WASHINGTON, D.C. — A U.S.-EU free trade agreement would jumpstart global economic growth and could be signed within two years, Irish Taoiseach Enda Kenny told the U.S. Chamber of Commerce in Washington Monday. The Irish prime minister spoke to the business lobby on trans-Atlantic trade on the eve of a White House visit.
“I rang President Obama after his re-election to talk about this, and tomorrow I’ll speak to him about it when I visit the White House,” Kenny told business executives. A treaty could be negotiated within 18 months to two years, he said, with the mandate or framework for negotiations ready as early as June.
The Republic of Ireland currently holds the presidency of the European Union, which lends a new dimension to the Irish prime minister’s annual St. Patrick’s Day visit to Washington. In addition to promoting Irish interests in meetings with Obama and congressional leaders, Kenny is advancing a broad European trade agenda.
“It's great that I can go to the White House and meet with President Obama as president to president, and both Irishmen at that," Kenny said. Obama’s great-great-great grandfather Falmouth Kearney hailed from Moneygall, Ireland, a village the president visited in 2011, 161 years after Kearney emigrated.
Obama said the U.S. would launch talks with the EU during his State of the Union address in February. “This is a necessary part of the future for Europe,” said Kenny. “I think the essence of the treaty will be to allow for far greater capacity for free trade between North America and the European Union,” he told business leaders, while noting there will be obstacles to overcome.
Most of those obstacles are regulatory non-tariff barriers to trade, as well as opposition from sectors such as agriculture. “Nobody should be under any impression that we’re not going to be resolving agricultural issues,” Michael Froman, the U.S. Trade Representative’s deputy national security adviser for international economic affairs, recently told reporters.

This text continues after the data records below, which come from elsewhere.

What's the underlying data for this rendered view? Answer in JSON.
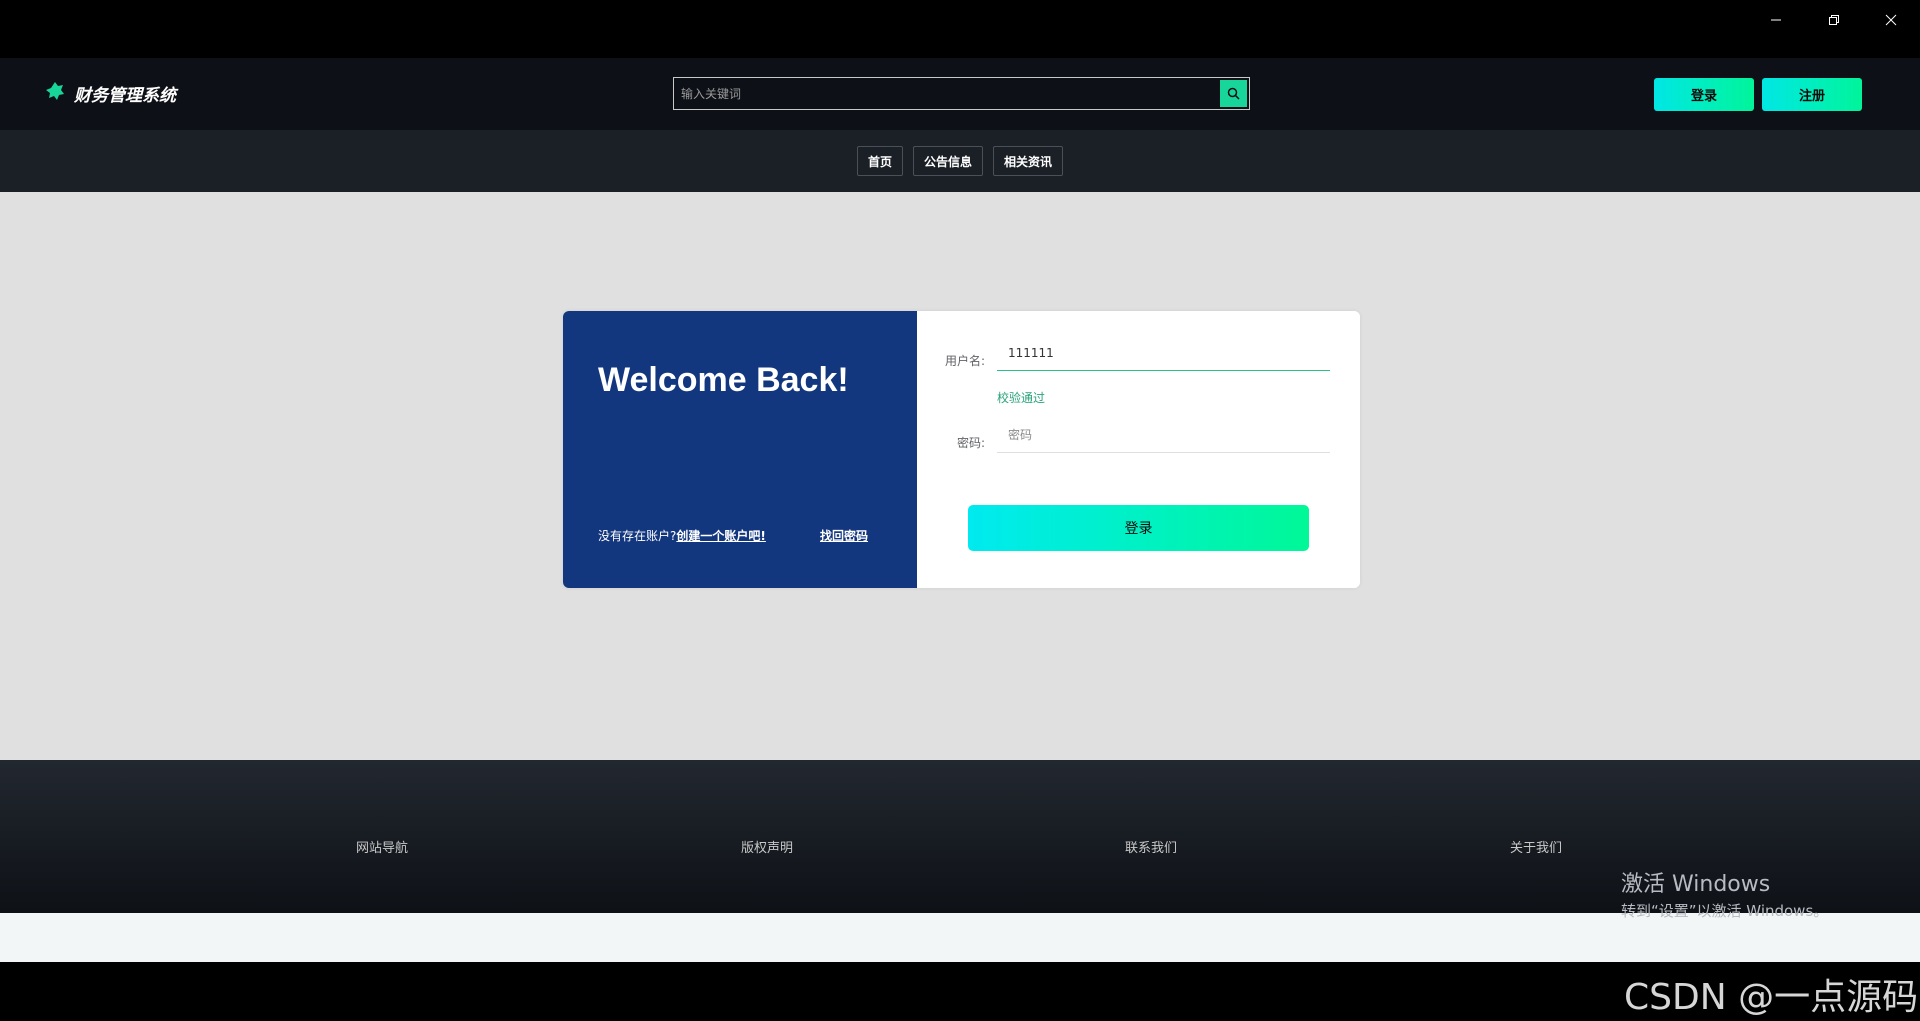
{
  "header": {
    "logo_text": "财务管理系统",
    "search_placeholder": "输入关键词",
    "login_label": "登录",
    "register_label": "注册"
  },
  "nav": {
    "items": [
      {
        "label": "首页"
      },
      {
        "label": "公告信息"
      },
      {
        "label": "相关资讯"
      }
    ]
  },
  "login_card": {
    "welcome": "Welcome Back!",
    "no_account_text": "没有存在账户?",
    "create_account_link": "创建一个账户吧!",
    "find_password_link": "找回密码",
    "username_label": "用户名:",
    "username_value": "111111",
    "validation_text": "校验通过",
    "password_label": "密码:",
    "password_placeholder": "密码",
    "submit_label": "登录"
  },
  "footer": {
    "items": [
      {
        "label": "网站导航"
      },
      {
        "label": "版权声明"
      },
      {
        "label": "联系我们"
      },
      {
        "label": "关于我们"
      }
    ]
  },
  "overlay": {
    "activate_title": "激活 Windows",
    "activate_sub": "转到“设置”以激活 Windows。",
    "watermark": "CSDN @一点源码"
  },
  "colors": {
    "accent_from": "#00e7e5",
    "accent_to": "#00f59a",
    "card_left_bg": "#13377f",
    "validation": "#29a37a"
  }
}
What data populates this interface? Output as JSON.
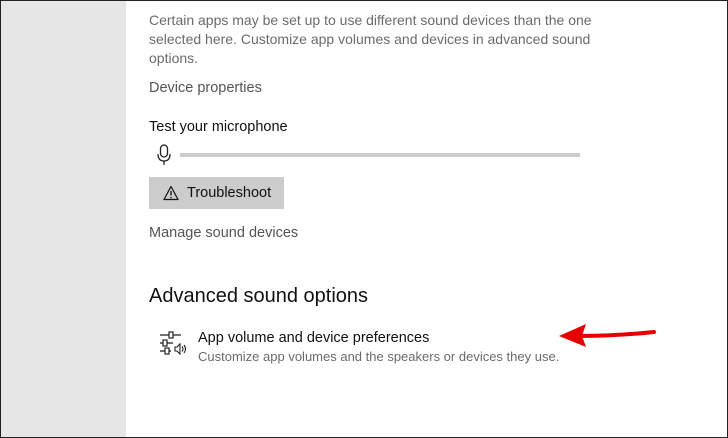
{
  "settings": {
    "note": "Certain apps may be set up to use different sound devices than the one selected here. Customize app volumes and devices in advanced sound options.",
    "device_properties_link": "Device properties",
    "test_mic_label": "Test your microphone",
    "troubleshoot_button": "Troubleshoot",
    "manage_devices_link": "Manage sound devices",
    "mic_level": 0
  },
  "advanced": {
    "title": "Advanced sound options",
    "app_volume": {
      "title": "App volume and device preferences",
      "description": "Customize app volumes and the speakers or devices they use."
    }
  },
  "colors": {
    "left_pane": "#e6e6e6",
    "button_bg": "#cccccc",
    "annotation_arrow": "#e60000"
  },
  "icons": {
    "microphone": "microphone-icon",
    "warning": "warning-icon",
    "app_volume": "sliders-speaker-icon"
  }
}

U.S. beef exporters, for example, would like greater access to European markets, and that’s a concern to farmers in European countries, including Ireland, where the Irish Farmers Association already is warning of substantial damage to the livestock sector from a free trade agreement between the EU and Canada.
The European Commission last week agreed to a draft mandate for the Trans-Atlantic Trade and Investment Partnership Agreement, the basis for free-trade talks between the U.S. and the 27-nation EU. The draft mandate must be approved by the Council for Member States before negotiations may start.
“The European Commission has given us a mandate,” Kenny said. “There’s a process that needs to be dealt with on this side of the Atlantic, and I expect that will happen very quickly.” He said he hopes the groundwork for negotiations can be completed before the end of Ireland’s six-month EU presidency in June.
An “ambitious and comprehensive” free trade agreement could mean annual economic benefits of about $154 billion for the EU and $123 billion for the U.S., according to a report the EC released last week. Total exports would increase 6 percent in the EU and 8 percent in the U.S. as a result, the EC report said.
By some estimates, a free trade pact could boost annual gross domestic product by 0.7 percent in the U.S. and 0.5 percent in the EU. An estimated $2.7 billion in goods and services move between Europe and the U.S. each day.